======================

After considerable deliberation over various alternatives, the future of
Amiga Review magazine has been finalised.  We apologise for the extremely
long delay in publication of the next issue, and thank you all for your
patience.  We did not want to go to press on another issue without being
able to annouce the future of the magazine.

The APRIL issue, which will go on sale mid-April, will be the last issue of
Amiga Review as a stand-alone magazine.  It will be the normal size and
price.

The good news is that we will continue to cover the Amiga scene in a brand
new publication call Multimedia and Desktop Video.

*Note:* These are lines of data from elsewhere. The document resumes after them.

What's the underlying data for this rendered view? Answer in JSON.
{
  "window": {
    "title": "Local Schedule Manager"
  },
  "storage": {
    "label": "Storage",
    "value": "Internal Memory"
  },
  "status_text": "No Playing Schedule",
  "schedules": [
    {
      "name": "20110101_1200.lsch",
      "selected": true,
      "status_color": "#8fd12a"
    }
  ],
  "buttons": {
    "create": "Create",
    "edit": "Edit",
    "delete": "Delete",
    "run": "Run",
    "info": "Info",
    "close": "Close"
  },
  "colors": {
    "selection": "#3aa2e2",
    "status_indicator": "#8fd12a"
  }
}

The first issue, June/July 1996, will be published on May 22nd.  This new
publication will cover Amiga, Mac and PC multimedia and desktop video
applications.  Several leading Amiga software packages are now out on the
PC and other platforms (including Lightwave and Scala), so discussion of
these programs will expand to cover other hardware.

PLEASE NOTE: A dedicated section of the magazine will focus exclusively on
Amiga products, including non-multimedia and video related software and
hardware.  All of the major advertisers from Amiga Review have committed to
moving across to the new magazine - so you will still be able to keep up to
date.

Continuing Amiga Review as a stand-alone magazine has been very difficult
for some time now.  We struggled on through 1995, hoping things would pick
up.   However the sudden jump in paper prices around July and a gradual
fall in readership and advertising through-out the year, put an end to any
hope of improving the situation. 

IPC have indicated there is still a possibility they will pick up exclusive
distribution of the Amiga in Australia.  We hope they do.  However, the sad
reality is that regardless of what Amiga Technology have planned for the
platform, software development has slowed to trickle and it is our belief
that things are now unlikely to turn around in the short term.
Nevertheless, the Amiga remains one of the least expensive entry level
computers, and is still cost effective for 2D/3D animation, non-linear
digital video editing and titling, and live presentation graphics.

If the Amiga scene does pick up, having Amiga coverage in a broader
publication will extend the opportunity to grow the market.  In a best case
situation, the Amiga section could one day be split off into a separate
magazine once again.

SUBSCRIBERS will automatically receive Multimedia and Desktop Video, unless
we are notified otherwise.  You may also transfer across to PC Review
magazine.   Regardless of which magazine you decide to receive, the total
number of issues remaining will apply.  Of course, if you're not happy with
this offer, we will cheerfully refund the balance of your subscription due.
We hope you will at least consider receiving the first issue of Multimedia
and Desktop Video before making a choice.

As the editor of Amiga Review, I have seen some incredible events in the
world of Commodore and the Amiga - enough to fill a good book (Hey, there's
an idea!).  The last 14 years have been enjoyable, although it was a great
shame that only at the end of the magazines life did I have the opportunity
to make improvements to Amiga Review (like having it produced on the Amiga)
I had hoped to see for so long. 

Multimedia and Desktop Video will tap into one of the most interesting
aspects of desktop computer technology in this decade.  I enjoy sharing the
potential of interesting technology with others.  As an Amiga user, you are
no doubt fascinated by this area of computing too.  I'm sure you'll find
our new magazine informative and worth while.

I am happy to discuss feedback to this change in this forum or by email.

Regards,
Andrew Farrell
Editor/Publisher
Amiga Review Magazine